I’m not deliberately obscurantist or opposed to innovation, but there are a few trends in web design that I don’t appreciate. For example, I don’t like lightboxes. (Yeah, I know we use it at Reevoo for our reviews service, but Befehl ist Befehl.)
If you’re lucky enough not to be familiar with this abomination, I should explain. The lightbox user interface trope layers a dark, semi-transparent layer over the web page, and displays the new content over that. It looks cool and shiny. Even the best lightbox implementations tend to be a bit temperamental, but that’s not what pains me: I don’t like them because they subvert pre-existing browser functionality—better functionality. If it’s a real link, I can control-click to open it in a new tab. Or I can shift-click for a new window. Or plain click and replace the current page. Whatever I choose, that’s my choice. When I click and get a lightbox, it’s guaranteed not to be what I was expecting, and that’s not a good user experience.
I’ve been doing a lot of browsing on the small screen of my EeePC 701 lately. That’s 800×480 pixels. It’s made me start to notice how unusable is so much of the AJAX onanism that constitutes modern web design. Sure, it looks great on the dual zillion-pixel monitors of my quad-Xeon workstation at the office, but to blame me for browsing on a small screen would be to miss the point of (X)HTML and semantic mark-up.
Similarly, I don’t like the trend of hijacking the
onclick events of links to force them to replace the
current page. If I control-click to open in a new tab, the chances
are high that I don’t want this tab to load the same content as
well. On the other hand, if I’d just clicked it, I’d expect it to
load right here, which is exactly what it would have done
anyway. So don’t try to second-guess me, please.
But now I’ve discovered something even more objectionable. Have a look at this Amazon/IMDB press release. Try clicking on a link.
It opens a little
iframe in the middle of the

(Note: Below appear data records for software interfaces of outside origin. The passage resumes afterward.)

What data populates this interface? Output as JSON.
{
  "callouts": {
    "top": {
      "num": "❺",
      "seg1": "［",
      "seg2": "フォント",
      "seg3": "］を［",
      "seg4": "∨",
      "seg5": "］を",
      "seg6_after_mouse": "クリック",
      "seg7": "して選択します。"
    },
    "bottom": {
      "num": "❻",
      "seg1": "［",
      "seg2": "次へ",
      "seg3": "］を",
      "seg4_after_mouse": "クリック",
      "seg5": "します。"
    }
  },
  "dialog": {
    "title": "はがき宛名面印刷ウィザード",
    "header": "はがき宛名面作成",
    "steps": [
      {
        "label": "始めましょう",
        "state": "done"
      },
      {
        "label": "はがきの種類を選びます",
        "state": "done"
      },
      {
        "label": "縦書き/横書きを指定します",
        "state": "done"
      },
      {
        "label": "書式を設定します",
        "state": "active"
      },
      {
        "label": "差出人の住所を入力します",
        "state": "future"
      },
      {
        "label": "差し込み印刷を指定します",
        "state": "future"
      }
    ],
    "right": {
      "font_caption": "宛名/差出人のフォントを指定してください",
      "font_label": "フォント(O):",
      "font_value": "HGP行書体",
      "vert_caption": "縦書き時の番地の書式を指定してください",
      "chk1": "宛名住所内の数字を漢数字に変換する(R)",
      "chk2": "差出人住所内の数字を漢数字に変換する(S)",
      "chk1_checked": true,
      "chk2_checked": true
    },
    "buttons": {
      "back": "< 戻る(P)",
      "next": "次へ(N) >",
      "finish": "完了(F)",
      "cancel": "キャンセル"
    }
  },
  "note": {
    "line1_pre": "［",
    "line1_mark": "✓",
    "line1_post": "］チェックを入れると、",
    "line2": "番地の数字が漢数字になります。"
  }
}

window, with the linked-to page inside it. WHY?! What did I do to
make you think that I would want that?!
Stop it, all of you. You can make nice-looking, functional websites without any of these gewgaws, and we’d all be the better for it—not to mention that it would take much less debugging work for you as a developer to make it functional in Internet Explorer. And the government wouldn’t have to release documents telling its departments which browsers to test their ill-considered baubles in.